*To do:*
Exact copy required. Repeat the records, but keep the pictures out.
Top of Data supplied
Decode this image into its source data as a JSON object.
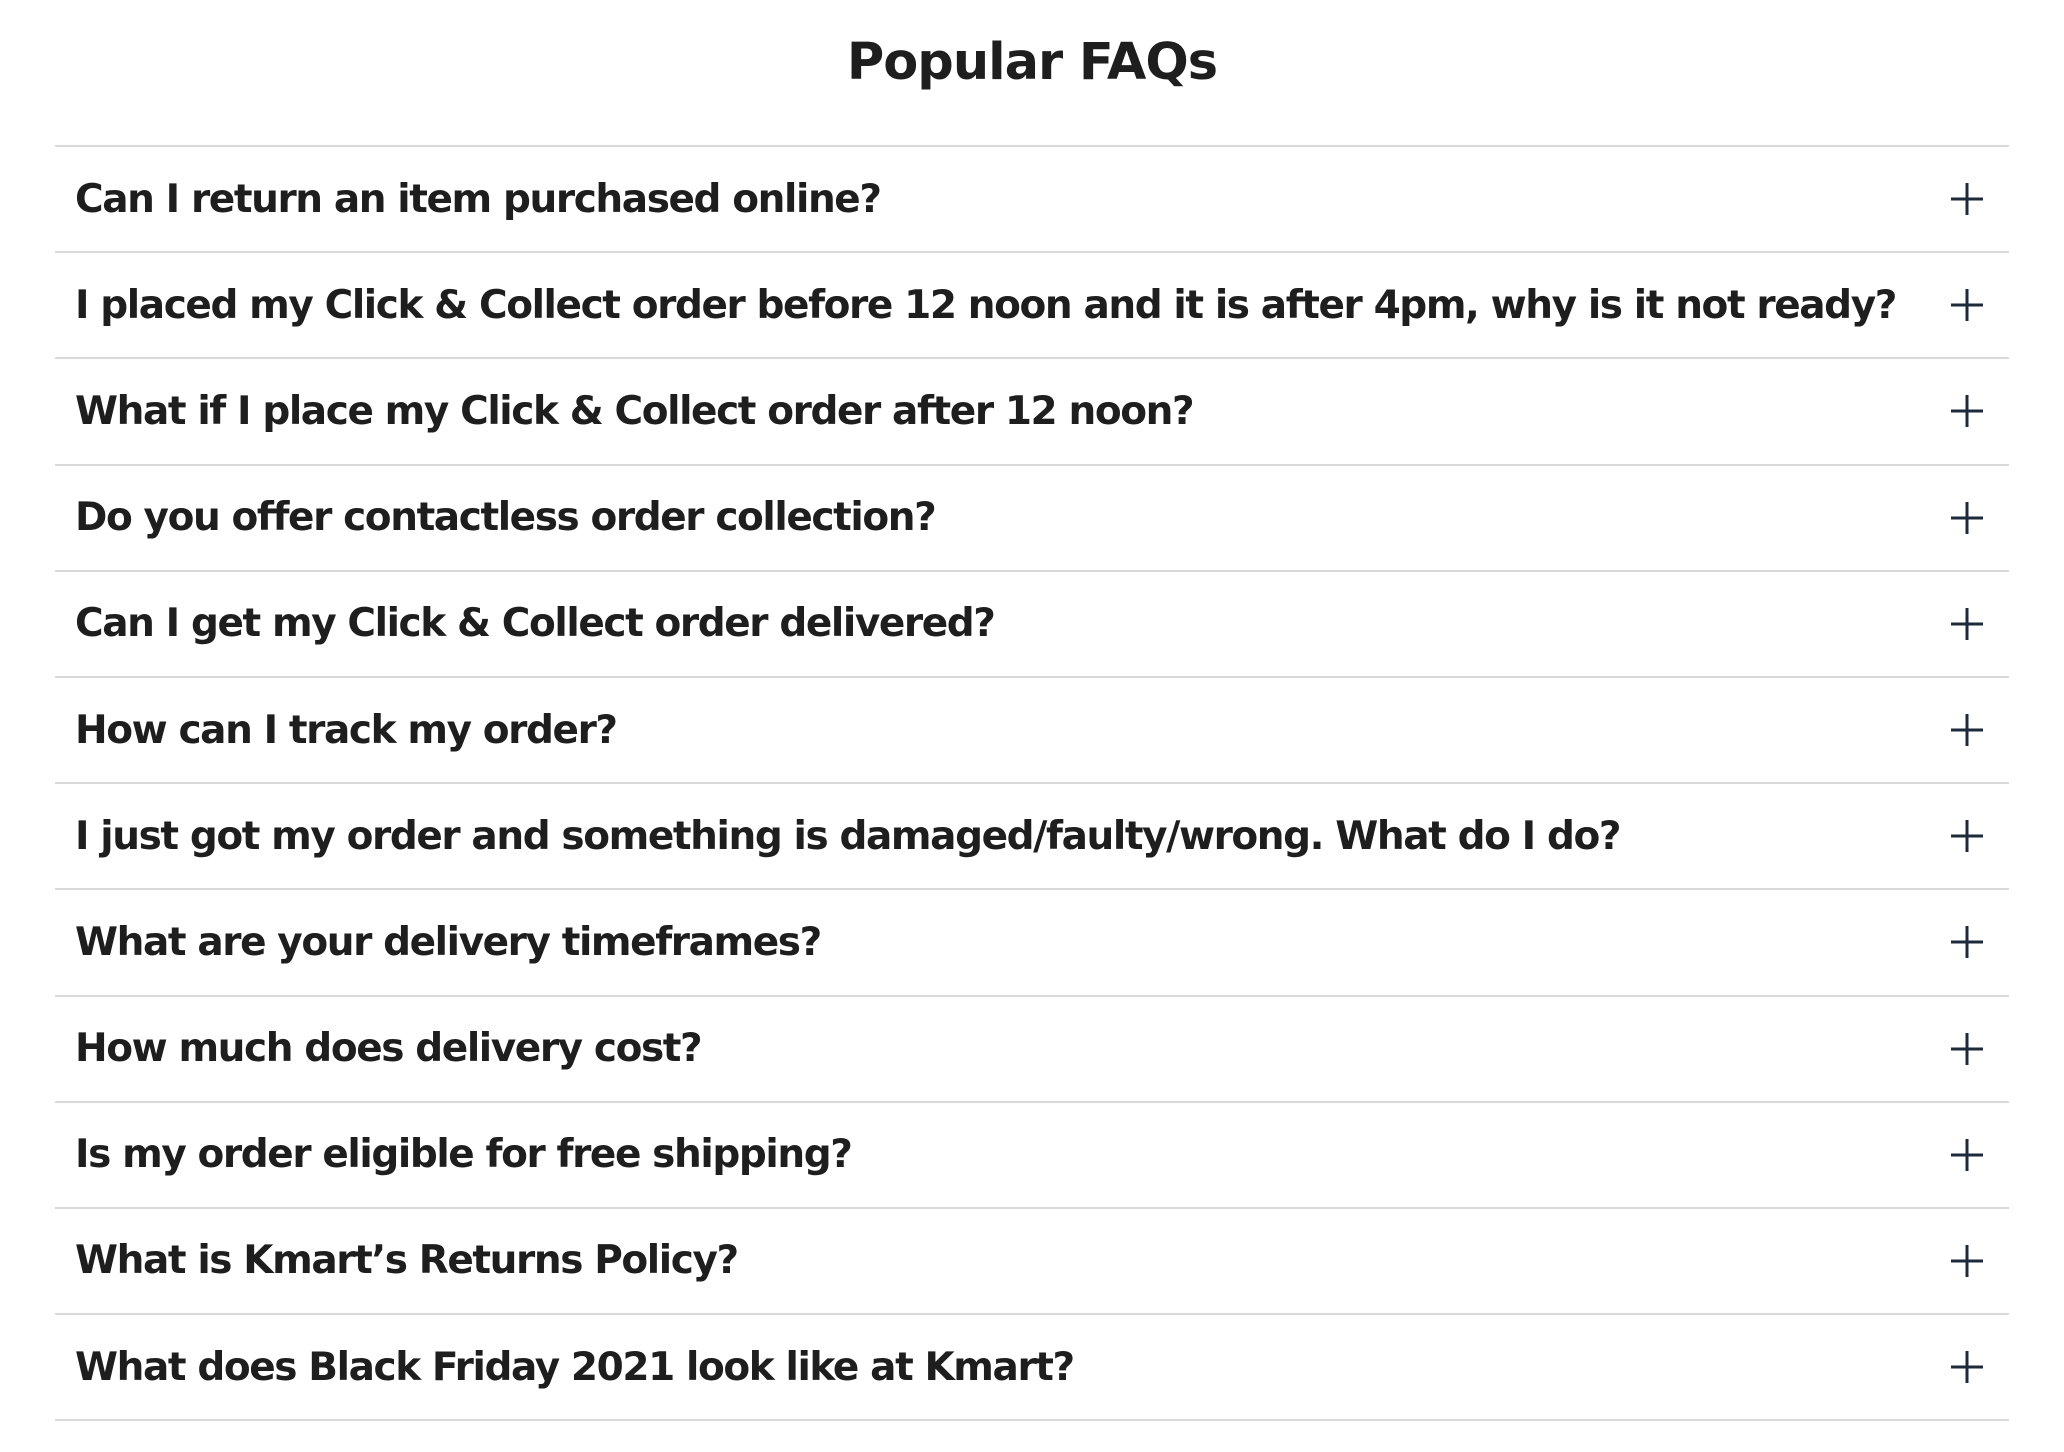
{
  "faq": {
    "title": "Popular FAQs",
    "icon": "plus-icon",
    "icon_color": "#1e2a3a",
    "text_color": "#1e1e1e",
    "divider_color": "#d9d9d9",
    "items": [
      {
        "question": "Can I return an item purchased online?"
      },
      {
        "question": "I placed my Click & Collect order before 12 noon and it is after 4pm, why is it not ready?"
      },
      {
        "question": "What if I place my Click & Collect order after 12 noon?"
      },
      {
        "question": "Do you offer contactless order collection?"
      },
      {
        "question": "Can I get my Click & Collect order delivered?"
      },
      {
        "question": "How can I track my order?"
      },
      {
        "question": "I just got my order and something is damaged/faulty/wrong. What do I do?"
      },
      {
        "question": "What are your delivery timeframes?"
      },
      {
        "question": "How much does delivery cost?"
      },
      {
        "question": "Is my order eligible for free shipping?"
      },
      {
        "question": "What is Kmart’s Returns Policy?"
      },
      {
        "question": "What does Black Friday 2021 look like at Kmart?"
      }
    ]
  }
}
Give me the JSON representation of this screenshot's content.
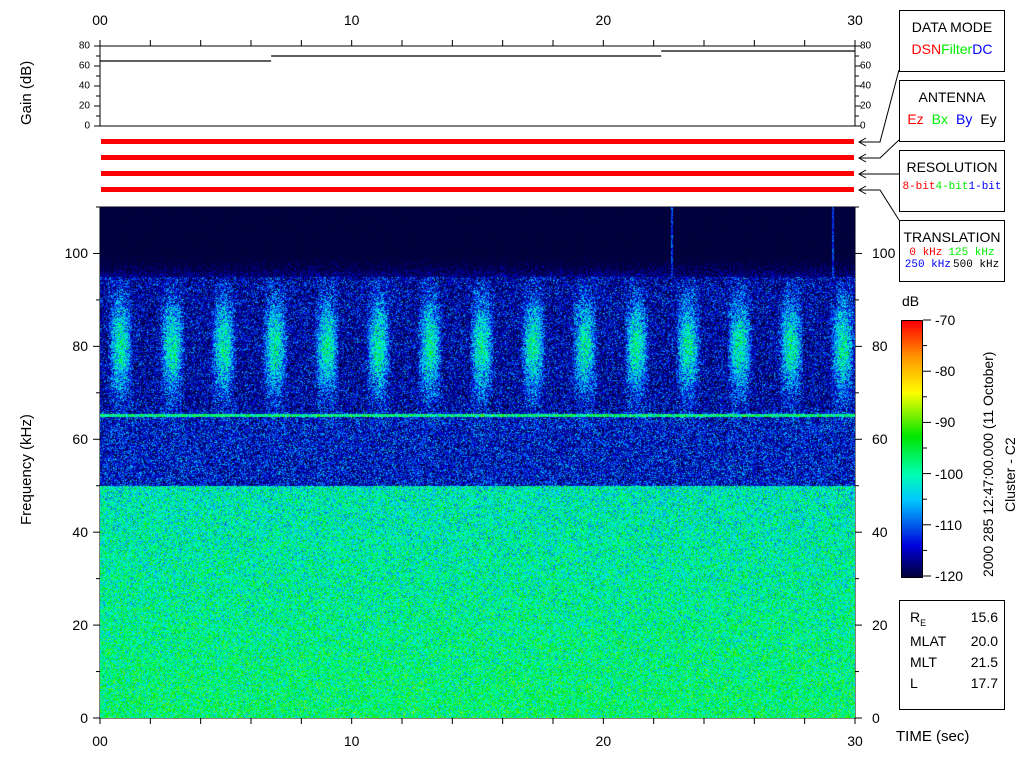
{
  "chart_data": [
    {
      "type": "line",
      "ylabel": "Gain (dB)",
      "xlim": [
        0,
        30
      ],
      "ylim": [
        0,
        80
      ],
      "x_ticks": [
        "00",
        "10",
        "20",
        "30"
      ],
      "y_ticks": [
        "0",
        "20",
        "40",
        "60",
        "80"
      ],
      "series": [
        {
          "segments": [
            {
              "x": [
                0,
                6.8
              ],
              "y": 65
            },
            {
              "x": 6.8,
              "x_end": 22.3,
              "y": 70
            },
            {
              "x": 22.3,
              "x_end": 30,
              "y": 75
            }
          ]
        }
      ]
    },
    {
      "type": "heatmap",
      "xlabel": "TIME (sec)",
      "ylabel": "Frequency (kHz)",
      "xlim": [
        0,
        30
      ],
      "ylim": [
        0,
        110
      ],
      "x_ticks": [
        "00",
        "10",
        "20",
        "30"
      ],
      "y_ticks": [
        "0",
        "20",
        "40",
        "60",
        "80",
        "100"
      ],
      "colorbar": {
        "label": "dB",
        "range": [
          -120,
          -70
        ],
        "ticks": [
          "-70",
          "-80",
          "-90",
          "-100",
          "-110",
          "-120"
        ]
      },
      "features": {
        "emission_band_khz": [
          50,
          95
        ],
        "narrowband_line_khz": 65,
        "background_below_khz": 50
      }
    }
  ],
  "status_bars": {
    "color": "#ff0000",
    "count": 4
  },
  "panels": {
    "data_mode": {
      "title": "DATA MODE",
      "items": [
        {
          "t": "DSN",
          "c": "#ff0000"
        },
        {
          "t": "Filter",
          "c": "#00ee00"
        },
        {
          "t": "DC",
          "c": "#0000ff"
        }
      ]
    },
    "antenna": {
      "title": "ANTENNA",
      "items": [
        {
          "t": "Ez",
          "c": "#ff0000"
        },
        {
          "t": "Bx",
          "c": "#00ee00"
        },
        {
          "t": "By",
          "c": "#0000ff"
        },
        {
          "t": "Ey",
          "c": "#000000"
        }
      ]
    },
    "resolution": {
      "title": "RESOLUTION",
      "items": [
        {
          "t": "8-bit",
          "c": "#ff0000"
        },
        {
          "t": "4-bit",
          "c": "#00ee00"
        },
        {
          "t": "1-bit",
          "c": "#0000ff"
        }
      ]
    },
    "translation": {
      "title": "TRANSLATION",
      "row1": [
        {
          "t": "0 kHz",
          "c": "#ff0000"
        },
        {
          "t": "125 kHz",
          "c": "#00ee00"
        }
      ],
      "row2": [
        {
          "t": "250 kHz",
          "c": "#0000ff"
        },
        {
          "t": "500 kHz",
          "c": "#000000"
        }
      ]
    }
  },
  "title_vertical": "2000 285 12:47:00.000 (11 October)",
  "spacecraft": "Cluster - C2",
  "info": [
    {
      "k": "R",
      "sub": "E",
      "v": "15.6"
    },
    {
      "k": "MLAT",
      "v": "20.0"
    },
    {
      "k": "MLT",
      "v": "21.5"
    },
    {
      "k": "L",
      "v": "17.7"
    }
  ],
  "time_label": "TIME (sec)"
}
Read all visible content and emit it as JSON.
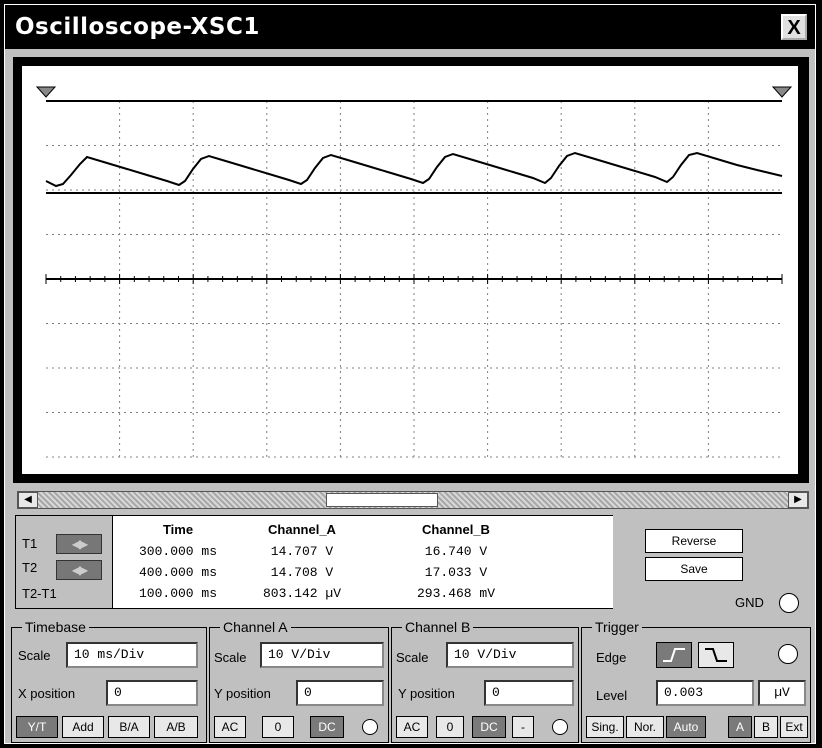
{
  "window": {
    "title": "Oscilloscope-XSC1",
    "close_label": "X"
  },
  "readout": {
    "t1_label": "T1",
    "t2_label": "T2",
    "t2t1_label": "T2-T1",
    "headers": [
      "Time",
      "Channel_A",
      "Channel_B"
    ],
    "rows": [
      [
        "300.000 ms",
        "14.707 V",
        "16.740 V"
      ],
      [
        "400.000 ms",
        "14.708 V",
        "17.033 V"
      ],
      [
        "100.000 ms",
        "803.142 µV",
        "293.468 mV"
      ]
    ]
  },
  "buttons": {
    "reverse": "Reverse",
    "save": "Save",
    "gnd": "GND"
  },
  "timebase": {
    "title": "Timebase",
    "scale_label": "Scale",
    "scale_value": "10 ms/Div",
    "xpos_label": "X position",
    "xpos_value": "0",
    "modes": [
      "Y/T",
      "Add",
      "B/A",
      "A/B"
    ]
  },
  "channel_a": {
    "title": "Channel A",
    "scale_label": "Scale",
    "scale_value": "10  V/Div",
    "ypos_label": "Y position",
    "ypos_value": "0",
    "coupling": [
      "AC",
      "0",
      "DC"
    ]
  },
  "channel_b": {
    "title": "Channel B",
    "scale_label": "Scale",
    "scale_value": "10  V/Div",
    "ypos_label": "Y position",
    "ypos_value": "0",
    "coupling": [
      "AC",
      "0",
      "DC",
      "-"
    ]
  },
  "trigger": {
    "title": "Trigger",
    "edge_label": "Edge",
    "level_label": "Level",
    "level_value": "0.003",
    "level_unit": "µV",
    "modes": [
      "Sing.",
      "Nor.",
      "Auto"
    ],
    "sources": [
      "A",
      "B",
      "Ext"
    ]
  },
  "colors": {
    "trace": "#000000",
    "grid": "#808080"
  }
}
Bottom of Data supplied
*Answer box:*
Decode this image into its source data as a JSON object.
{
  "faq": {
    "title": "Popular FAQs",
    "icon": "plus-icon",
    "icon_color": "#1e2a3a",
    "text_color": "#1e1e1e",
    "divider_color": "#d9d9d9",
    "items": [
      {
        "question": "Can I return an item purchased online?"
      },
      {
        "question": "I placed my Click & Collect order before 12 noon and it is after 4pm, why is it not ready?"
      },
      {
        "question": "What if I place my Click & Collect order after 12 noon?"
      },
      {
        "question": "Do you offer contactless order collection?"
      },
      {
        "question": "Can I get my Click & Collect order delivered?"
      },
      {
        "question": "How can I track my order?"
      },
      {
        "question": "I just got my order and something is damaged/faulty/wrong. What do I do?"
      },
      {
        "question": "What are your delivery timeframes?"
      },
      {
        "question": "How much does delivery cost?"
      },
      {
        "question": "Is my order eligible for free shipping?"
      },
      {
        "question": "What is Kmart’s Returns Policy?"
      },
      {
        "question": "What does Black Friday 2021 look like at Kmart?"
      }
    ]
  }
}
Give me the JSON representation of this screenshot's content.
{
  "chart_data": [
    {
      "type": "line",
      "ylabel": "Gain (dB)",
      "xlim": [
        0,
        30
      ],
      "ylim": [
        0,
        80
      ],
      "x_ticks": [
        "00",
        "10",
        "20",
        "30"
      ],
      "y_ticks": [
        "0",
        "20",
        "40",
        "60",
        "80"
      ],
      "series": [
        {
          "segments": [
            {
              "x": [
                0,
                6.8
              ],
              "y": 65
            },
            {
              "x": 6.8,
              "x_end": 22.3,
              "y": 70
            },
            {
              "x": 22.3,
              "x_end": 30,
              "y": 75
            }
          ]
        }
      ]
    },
    {
      "type": "heatmap",
      "xlabel": "TIME (sec)",
      "ylabel": "Frequency (kHz)",
      "xlim": [
        0,
        30
      ],
      "ylim": [
        0,
        110
      ],
      "x_ticks": [
        "00",
        "10",
        "20",
        "30"
      ],
      "y_ticks": [
        "0",
        "20",
        "40",
        "60",
        "80",
        "100"
      ],
      "colorbar": {
        "label": "dB",
        "range": [
          -120,
          -70
        ],
        "ticks": [
          "-70",
          "-80",
          "-90",
          "-100",
          "-110",
          "-120"
        ]
      },
      "features": {
        "emission_band_khz": [
          50,
          95
        ],
        "narrowband_line_khz": 65,
        "background_below_khz": 50
      }
    }
  ],
  "status_bars": {
    "color": "#ff0000",
    "count": 4
  },
  "panels": {
    "data_mode": {
      "title": "DATA MODE",
      "items": [
        {
          "t": "DSN",
          "c": "#ff0000"
        },
        {
          "t": "Filter",
          "c": "#00ee00"
        },
        {
          "t": "DC",
          "c": "#0000ff"
        }
      ]
    },
    "antenna": {
      "title": "ANTENNA",
      "items": [
        {
          "t": "Ez",
          "c": "#ff0000"
        },
        {
          "t": "Bx",
          "c": "#00ee00"
        },
        {
          "t": "By",
          "c": "#0000ff"
        },
        {
          "t": "Ey",
          "c": "#000000"
        }
      ]
    },
    "resolution": {
      "title": "RESOLUTION",
      "items": [
        {
          "t": "8-bit",
          "c": "#ff0000"
        },
        {
          "t": "4-bit",
          "c": "#00ee00"
        },
        {
          "t": "1-bit",
          "c": "#0000ff"
        }
      ]
    },
    "translation": {
      "title": "TRANSLATION",
      "row1": [
        {
          "t": "0 kHz",
          "c": "#ff0000"
        },
        {
          "t": "125 kHz",
          "c": "#00ee00"
        }
      ],
      "row2": [
        {
          "t": "250 kHz",
          "c": "#0000ff"
        },
        {
          "t": "500 kHz",
          "c": "#000000"
        }
      ]
    }
  },
  "title_vertical": "2000 285 12:47:00.000 (11 October)",
  "spacecraft": "Cluster - C2",
  "info": [
    {
      "k": "R",
      "sub": "E",
      "v": "15.6"
    },
    {
      "k": "MLAT",
      "v": "20.0"
    },
    {
      "k": "MLT",
      "v": "21.5"
    },
    {
      "k": "L",
      "v": "17.7"
    }
  ],
  "time_label": "TIME (sec)"
}
Read all visible content and emit it as JSON.
{
  "window": {
    "title": "Oscilloscope-XSC1",
    "close_label": "X"
  },
  "readout": {
    "t1_label": "T1",
    "t2_label": "T2",
    "t2t1_label": "T2-T1",
    "headers": [
      "Time",
      "Channel_A",
      "Channel_B"
    ],
    "rows": [
      [
        "300.000 ms",
        "14.707 V",
        "16.740 V"
      ],
      [
        "400.000 ms",
        "14.708 V",
        "17.033 V"
      ],
      [
        "100.000 ms",
        "803.142 µV",
        "293.468 mV"
      ]
    ]
  },
  "buttons": {
    "reverse": "Reverse",
    "save": "Save",
    "gnd": "GND"
  },
  "timebase": {
    "title": "Timebase",
    "scale_label": "Scale",
    "scale_value": "10 ms/Div",
    "xpos_label": "X position",
    "xpos_value": "0",
    "modes": [
      "Y/T",
      "Add",
      "B/A",
      "A/B"
    ]
  },
  "channel_a": {
    "title": "Channel A",
    "scale_label": "Scale",
    "scale_value": "10  V/Div",
    "ypos_label": "Y position",
    "ypos_value": "0",
    "coupling": [
      "AC",
      "0",
      "DC"
    ]
  },
  "channel_b": {
    "title": "Channel B",
    "scale_label": "Scale",
    "scale_value": "10  V/Div",
    "ypos_label": "Y position",
    "ypos_value": "0",
    "coupling": [
      "AC",
      "0",
      "DC",
      "-"
    ]
  },
  "trigger": {
    "title": "Trigger",
    "edge_label": "Edge",
    "level_label": "Level",
    "level_value": "0.003",
    "level_unit": "µV",
    "modes": [
      "Sing.",
      "Nor.",
      "Auto"
    ],
    "sources": [
      "A",
      "B",
      "Ext"
    ]
  },
  "colors": {
    "trace": "#000000",
    "grid": "#808080"
  }
}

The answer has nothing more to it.